Consensual sex as though castrating an uninvited party – not that the encounter between Shakespeare and the woman is described as clearly consensual, but the person supposedly castrated by Willy’s (which would have been Dick’s) dalliance was the burgher, apparently uninvolved in either pairing.
Sex as competition – which perhaps seemed sensible to Joyce since his very eloquence is intended to be competitive, a thunderous plaint demanding that we recognize his exclusive triumph, with this scene a fractal microcosm of the whole, Dedalus’s competitive banter seeking victory for his own (& thereby Joyce’s) prodigious intellect.
Loving or laying or writing to win. Within a world where, without behavior like this, neither sex nor intellect would be mistaken as finite goods.
Throughout the marvelous X+Y: A Mathematician’s Manifesto for Rethinking Gender, Eugenia Cheng encourages us to avoid needless competitive thinking:
In No Contest, Alfie Kohn characterizes competition as coming from situations where resources are scarce.
But education involves a resource that can never be scarce: one person having knowledge and wisdom does not prevent someone else from having it. It might be scarce in the sense that not many people have it, especially when it comes to very specialized knowledge, but the whole point of education should be to share knowledge and wisdom with the next generation and thus ensure that it keeps growing.
So the fact that we make education competitive is at worst contradictory and at best a choice that we should acknowledge and question.
It’s not a competition, but men’s attempts at female sex wit have at times been less than winning, travesties like the Bond-ean “Pussy Galore” or even our Latinate word for internal parts that means etymologically not “birthing channel” or “wayfare of life,” but rather “sheath.” A place to put your sword. With the whole shebang described by medical men too squeamish to undertake actual inspection – the second century Roman scientist Galen instructed his readers (men) to “Think first of the man’s turned in and extending inward.”
It seemed obvious to Galen – despite his likely inability to birth a child – that you could “Turn outward the woman’s” … or “turn inward … the man’s” and “you will find the same in both in every respect.”
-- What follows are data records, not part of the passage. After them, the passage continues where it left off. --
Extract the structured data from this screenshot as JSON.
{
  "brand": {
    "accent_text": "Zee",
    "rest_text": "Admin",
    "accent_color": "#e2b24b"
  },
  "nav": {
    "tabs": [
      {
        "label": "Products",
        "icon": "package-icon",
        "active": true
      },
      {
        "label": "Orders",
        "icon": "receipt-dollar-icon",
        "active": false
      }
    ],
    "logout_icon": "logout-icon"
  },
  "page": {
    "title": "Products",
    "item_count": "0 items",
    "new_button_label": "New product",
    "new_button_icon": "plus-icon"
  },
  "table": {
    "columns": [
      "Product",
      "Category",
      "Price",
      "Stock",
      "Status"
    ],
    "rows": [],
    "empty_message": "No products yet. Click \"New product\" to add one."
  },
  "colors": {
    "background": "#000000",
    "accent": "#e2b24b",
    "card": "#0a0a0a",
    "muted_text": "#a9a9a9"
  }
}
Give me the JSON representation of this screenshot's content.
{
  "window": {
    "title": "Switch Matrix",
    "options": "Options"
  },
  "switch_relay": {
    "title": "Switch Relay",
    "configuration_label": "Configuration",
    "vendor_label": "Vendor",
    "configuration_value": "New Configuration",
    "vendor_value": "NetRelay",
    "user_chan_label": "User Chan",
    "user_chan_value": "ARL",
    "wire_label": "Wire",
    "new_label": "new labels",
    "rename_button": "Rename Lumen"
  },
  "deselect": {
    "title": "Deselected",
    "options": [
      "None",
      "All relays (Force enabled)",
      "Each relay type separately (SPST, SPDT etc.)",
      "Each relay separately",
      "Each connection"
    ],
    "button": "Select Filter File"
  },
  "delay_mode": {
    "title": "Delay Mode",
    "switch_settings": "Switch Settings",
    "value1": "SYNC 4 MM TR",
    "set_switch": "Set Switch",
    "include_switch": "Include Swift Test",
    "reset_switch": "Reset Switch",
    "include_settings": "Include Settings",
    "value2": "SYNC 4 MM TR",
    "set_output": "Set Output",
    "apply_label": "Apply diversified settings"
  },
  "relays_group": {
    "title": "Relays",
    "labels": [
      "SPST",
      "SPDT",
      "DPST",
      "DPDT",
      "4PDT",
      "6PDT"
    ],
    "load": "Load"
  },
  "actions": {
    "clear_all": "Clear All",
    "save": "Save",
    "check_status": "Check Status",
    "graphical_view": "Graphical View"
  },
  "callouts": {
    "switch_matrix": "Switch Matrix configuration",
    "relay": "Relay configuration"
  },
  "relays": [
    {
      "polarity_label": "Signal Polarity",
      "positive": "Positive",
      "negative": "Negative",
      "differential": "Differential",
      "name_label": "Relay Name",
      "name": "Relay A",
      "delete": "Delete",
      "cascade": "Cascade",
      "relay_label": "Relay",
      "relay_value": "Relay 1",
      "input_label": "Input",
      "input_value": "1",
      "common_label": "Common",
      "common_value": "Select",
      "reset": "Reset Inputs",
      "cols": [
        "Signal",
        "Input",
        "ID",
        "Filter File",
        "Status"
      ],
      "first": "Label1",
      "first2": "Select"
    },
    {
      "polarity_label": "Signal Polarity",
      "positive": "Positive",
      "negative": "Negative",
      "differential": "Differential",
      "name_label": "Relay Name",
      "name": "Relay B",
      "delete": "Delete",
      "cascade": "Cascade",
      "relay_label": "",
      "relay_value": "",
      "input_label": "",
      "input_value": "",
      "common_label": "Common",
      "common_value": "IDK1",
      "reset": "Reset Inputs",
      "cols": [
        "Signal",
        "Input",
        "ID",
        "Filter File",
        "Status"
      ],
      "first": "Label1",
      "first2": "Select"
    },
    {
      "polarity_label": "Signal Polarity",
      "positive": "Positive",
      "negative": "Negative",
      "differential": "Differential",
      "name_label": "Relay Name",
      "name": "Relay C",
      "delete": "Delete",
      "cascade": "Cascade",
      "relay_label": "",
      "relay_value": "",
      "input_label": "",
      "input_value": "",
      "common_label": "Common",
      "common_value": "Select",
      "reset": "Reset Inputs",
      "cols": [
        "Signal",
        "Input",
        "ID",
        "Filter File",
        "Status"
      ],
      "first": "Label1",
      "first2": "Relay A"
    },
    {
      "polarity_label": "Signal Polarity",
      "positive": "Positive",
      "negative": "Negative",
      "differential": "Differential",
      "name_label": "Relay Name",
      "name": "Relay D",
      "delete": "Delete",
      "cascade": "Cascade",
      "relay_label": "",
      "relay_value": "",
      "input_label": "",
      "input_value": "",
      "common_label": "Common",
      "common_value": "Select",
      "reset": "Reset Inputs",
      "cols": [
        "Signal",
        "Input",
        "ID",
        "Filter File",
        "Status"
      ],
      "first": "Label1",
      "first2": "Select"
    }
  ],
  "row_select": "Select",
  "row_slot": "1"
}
“The same in every respect.” Except that men also believed that a uterus was a living creature, mischievous and untrustworthy inside a woman’s body – “hysterical,” from the Greek word for “womb,” a castigation that someone’s excess of feeling or rage against patriarchal oppression was due not to circumstance but to her wandering organ. The genitalia that crept up inside her and latched onto her brain.
English is for alliteration (which sounds better if you slur the initial vowel sounds into sameness); romance for rhyming. Neither English nor true romance languages have great words for sex, but our latinate word is better.
The term “fornicate” comes from heat and warmth. Although not in the good, true way, that love can both spiritually and corporeally warm us like fresh baked bread. Instead, we have the word because sex is what goes on in brothels, and a traditional set of brothels had vaulted chambers, and these rooms vaguely resembled the shape of baker’s brick ovens, and these hot warm ovens were where bread was made.
Etymologically, fornication leaves something to be desired. And yet, it’s the best we have.
“Fuck” comes from farming and violence – the possible root words mean “to plow” or “to punch”. As though sex is something that a person with a penis does to another.
Not something shared – as with the Maori word “hika,” which can mean either making fire or making love – but something taken. Predisposing English speakers to see men’s genitals as pushy, greedy things. The English language can betray us as we try to build a better world.
Although at times there’s truth. The violence and the greed – at times, tragically often times, men can be such dicks.